■ **What this task involves**: Pictures stay out; everything else in the records below is copied exactly.

-------- Supplied material --------

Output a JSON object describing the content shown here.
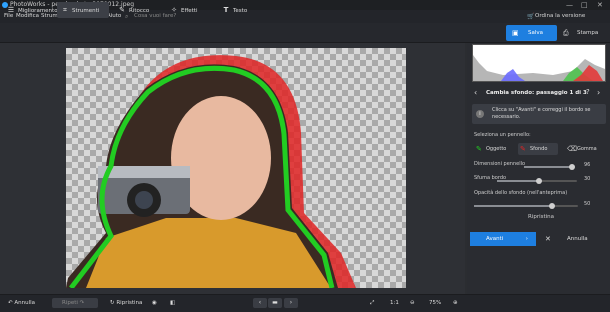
{
  "app": {
    "title": "PhotoWorks - pexels-photo-3979012.jpeg"
  },
  "window_controls": {
    "minimize": "—",
    "maximize": "□",
    "close": "✕"
  },
  "menu": {
    "items": [
      "File",
      "Modifica",
      "Strumenti",
      "Filtri",
      "Vista",
      "Aiuto"
    ],
    "search_placeholder": "Cosa vuoi fare?",
    "order_label": "Ordina la versione completa"
  },
  "toolbar": {
    "tabs": [
      {
        "label": "Miglioramento",
        "icon": "sliders-icon"
      },
      {
        "label": "Strumenti",
        "icon": "crop-icon",
        "active": true
      },
      {
        "label": "Ritocco",
        "icon": "brush-icon"
      },
      {
        "label": "Effetti",
        "icon": "magic-wand-icon"
      },
      {
        "label": "Testo",
        "icon": "text-icon"
      }
    ],
    "save_label": "Salva",
    "print_label": "Stampa"
  },
  "panel": {
    "step_title": "Cambia sfondo: passaggio 1 di 3",
    "hint": "Clicca su \"Avanti\" e correggi il bordo se necessario.",
    "select_brush_label": "Seleziona un pennello:",
    "brushes": [
      "Oggetto",
      "Sfondo",
      "Gomma"
    ],
    "brush_size_label": "Dimensioni pennello",
    "brush_size_value": 96,
    "feather_label": "Sfuma bordo",
    "feather_value": 30,
    "bg_opacity_label": "Opacità dello sfondo (nell'anteprima)",
    "bg_opacity_value": 50,
    "reset_label": "Ripristina",
    "next_label": "Avanti",
    "cancel_label": "Annulla"
  },
  "bottom": {
    "undo_label": "Annulla",
    "redo_label": "Ripeti",
    "restore_label": "Ripristina",
    "zoom_ratio": "1:1",
    "zoom_percent": "75%"
  },
  "colors": {
    "accent": "#1e7fe0",
    "object_brush": "#22cc22",
    "background_brush": "#e02424"
  }
}
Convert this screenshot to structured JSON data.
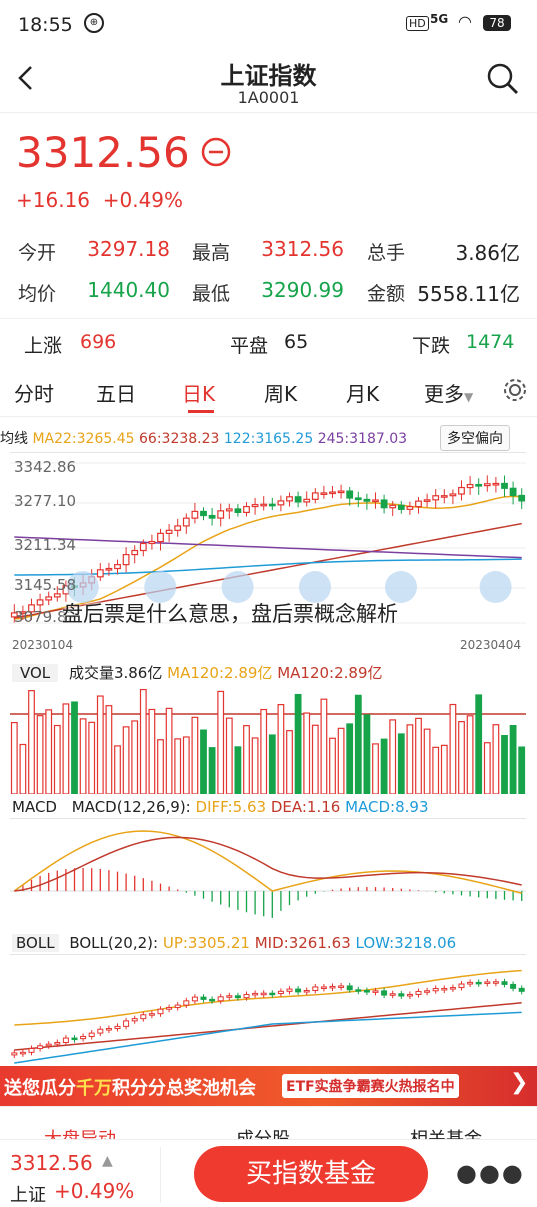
{
  "status_bar": {
    "time": "18:55",
    "battery": "78",
    "network": "5G"
  },
  "header": {
    "title": "上证指数",
    "code": "1A0001"
  },
  "quote": {
    "price": "3312.56",
    "change": "+16.16",
    "change_pct": "+0.49%",
    "stats": [
      {
        "label": "今开",
        "value": "3297.18"
      },
      {
        "label": "最高",
        "value": "3312.56"
      },
      {
        "label": "总手",
        "value": "3.86亿"
      },
      {
        "label": "均价",
        "value": "1440.40"
      },
      {
        "label": "最低",
        "value": "3290.99"
      },
      {
        "label": "金额",
        "value": "5558.11亿"
      }
    ]
  },
  "breadth": {
    "up_label": "上涨",
    "up_value": "696",
    "flat_label": "平盘",
    "flat_value": "65",
    "down_label": "下跌",
    "down_value": "1474"
  },
  "tabs": [
    "分时",
    "五日",
    "日K",
    "周K",
    "月K",
    "更多"
  ],
  "active_tab": "日K",
  "kline": {
    "legend": {
      "prefix": "均线",
      "ma22": "MA22:3265.45",
      "ma66": "66:3238.23",
      "ma122": "122:3165.25",
      "ma245": "245:3187.03",
      "mode": "多空偏向"
    },
    "y_labels": [
      "3342.86",
      "3277.10",
      "3211.34",
      "3145.58",
      "3079.82"
    ],
    "start_date": "20230104",
    "end_date": "20230404"
  },
  "watermark": "盘后票是什么意思，盘后票概念解析",
  "volume": {
    "label": "VOL",
    "vol": "成交量3.86亿",
    "ma1": "MA120:2.89亿",
    "ma2": "MA120:2.89亿"
  },
  "macd": {
    "label": "MACD",
    "params": "MACD(12,26,9):",
    "diff": "DIFF:5.63",
    "dea": "DEA:1.16",
    "macd": "MACD:8.93"
  },
  "boll": {
    "label": "BOLL",
    "params": "BOLL(20,2):",
    "up": "UP:3305.21",
    "mid": "MID:3261.63",
    "low": "LOW:3218.06"
  },
  "banner": {
    "text1": "送您瓜分",
    "highlight": "千万",
    "text2": "积分分总奖池机会",
    "etf": "ETF实盘争霸赛火热报名中"
  },
  "bottom_tabs": [
    "大盘异动",
    "成分股",
    "相关基金"
  ],
  "footer": {
    "price": "3312.56",
    "name": "上证",
    "change_pct": "+0.49%",
    "buy_label": "买指数基金"
  },
  "colors": {
    "up": "#e3342f",
    "down": "#16a34a",
    "ma22": "#e8a317",
    "ma66": "#c0392b",
    "ma122": "#1e9bd7",
    "ma245": "#7b3fa0"
  }
}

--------

■ **Result of the exercise**:
Output a JSON object describing the content shown here.
{
  "app": {
    "title": "PhotoWorks - pexels-photo-3979012.jpeg"
  },
  "window_controls": {
    "minimize": "—",
    "maximize": "□",
    "close": "✕"
  },
  "menu": {
    "items": [
      "File",
      "Modifica",
      "Strumenti",
      "Filtri",
      "Vista",
      "Aiuto"
    ],
    "search_placeholder": "Cosa vuoi fare?",
    "order_label": "Ordina la versione completa"
  },
  "toolbar": {
    "tabs": [
      {
        "label": "Miglioramento",
        "icon": "sliders-icon"
      },
      {
        "label": "Strumenti",
        "icon": "crop-icon",
        "active": true
      },
      {
        "label": "Ritocco",
        "icon": "brush-icon"
      },
      {
        "label": "Effetti",
        "icon": "magic-wand-icon"
      },
      {
        "label": "Testo",
        "icon": "text-icon"
      }
    ],
    "save_label": "Salva",
    "print_label": "Stampa"
  },
  "panel": {
    "step_title": "Cambia sfondo: passaggio 1 di 3",
    "hint": "Clicca su \"Avanti\" e correggi il bordo se necessario.",
    "select_brush_label": "Seleziona un pennello:",
    "brushes": [
      "Oggetto",
      "Sfondo",
      "Gomma"
    ],
    "brush_size_label": "Dimensioni pennello",
    "brush_size_value": 96,
    "feather_label": "Sfuma bordo",
    "feather_value": 30,
    "bg_opacity_label": "Opacità dello sfondo (nell'anteprima)",
    "bg_opacity_value": 50,
    "reset_label": "Ripristina",
    "next_label": "Avanti",
    "cancel_label": "Annulla"
  },
  "bottom": {
    "undo_label": "Annulla",
    "redo_label": "Ripeti",
    "restore_label": "Ripristina",
    "zoom_ratio": "1:1",
    "zoom_percent": "75%"
  },
  "colors": {
    "accent": "#1e7fe0",
    "object_brush": "#22cc22",
    "background_brush": "#e02424"
  }
}
Convert this screenshot to structured JSON data.
{
  "status_bar": {
    "time": "18:55",
    "battery": "78",
    "network": "5G"
  },
  "header": {
    "title": "上证指数",
    "code": "1A0001"
  },
  "quote": {
    "price": "3312.56",
    "change": "+16.16",
    "change_pct": "+0.49%",
    "stats": [
      {
        "label": "今开",
        "value": "3297.18"
      },
      {
        "label": "最高",
        "value": "3312.56"
      },
      {
        "label": "总手",
        "value": "3.86亿"
      },
      {
        "label": "均价",
        "value": "1440.40"
      },
      {
        "label": "最低",
        "value": "3290.99"
      },
      {
        "label": "金额",
        "value": "5558.11亿"
      }
    ]
  },
  "breadth": {
    "up_label": "上涨",
    "up_value": "696",
    "flat_label": "平盘",
    "flat_value": "65",
    "down_label": "下跌",
    "down_value": "1474"
  },
  "tabs": [
    "分时",
    "五日",
    "日K",
    "周K",
    "月K",
    "更多"
  ],
  "active_tab": "日K",
  "kline": {
    "legend": {
      "prefix": "均线",
      "ma22": "MA22:3265.45",
      "ma66": "66:3238.23",
      "ma122": "122:3165.25",
      "ma245": "245:3187.03",
      "mode": "多空偏向"
    },
    "y_labels": [
      "3342.86",
      "3277.10",
      "3211.34",
      "3145.58",
      "3079.82"
    ],
    "start_date": "20230104",
    "end_date": "20230404"
  },
  "watermark": "盘后票是什么意思，盘后票概念解析",
  "volume": {
    "label": "VOL",
    "vol": "成交量3.86亿",
    "ma1": "MA120:2.89亿",
    "ma2": "MA120:2.89亿"
  },
  "macd": {
    "label": "MACD",
    "params": "MACD(12,26,9):",
    "diff": "DIFF:5.63",
    "dea": "DEA:1.16",
    "macd": "MACD:8.93"
  },
  "boll": {
    "label": "BOLL",
    "params": "BOLL(20,2):",
    "up": "UP:3305.21",
    "mid": "MID:3261.63",
    "low": "LOW:3218.06"
  },
  "banner": {
    "text1": "送您瓜分",
    "highlight": "千万",
    "text2": "积分分总奖池机会",
    "etf": "ETF实盘争霸赛火热报名中"
  },
  "bottom_tabs": [
    "大盘异动",
    "成分股",
    "相关基金"
  ],
  "footer": {
    "price": "3312.56",
    "name": "上证",
    "change_pct": "+0.49%",
    "buy_label": "买指数基金"
  },
  "colors": {
    "up": "#e3342f",
    "down": "#16a34a",
    "ma22": "#e8a317",
    "ma66": "#c0392b",
    "ma122": "#1e9bd7",
    "ma245": "#7b3fa0"
  }
}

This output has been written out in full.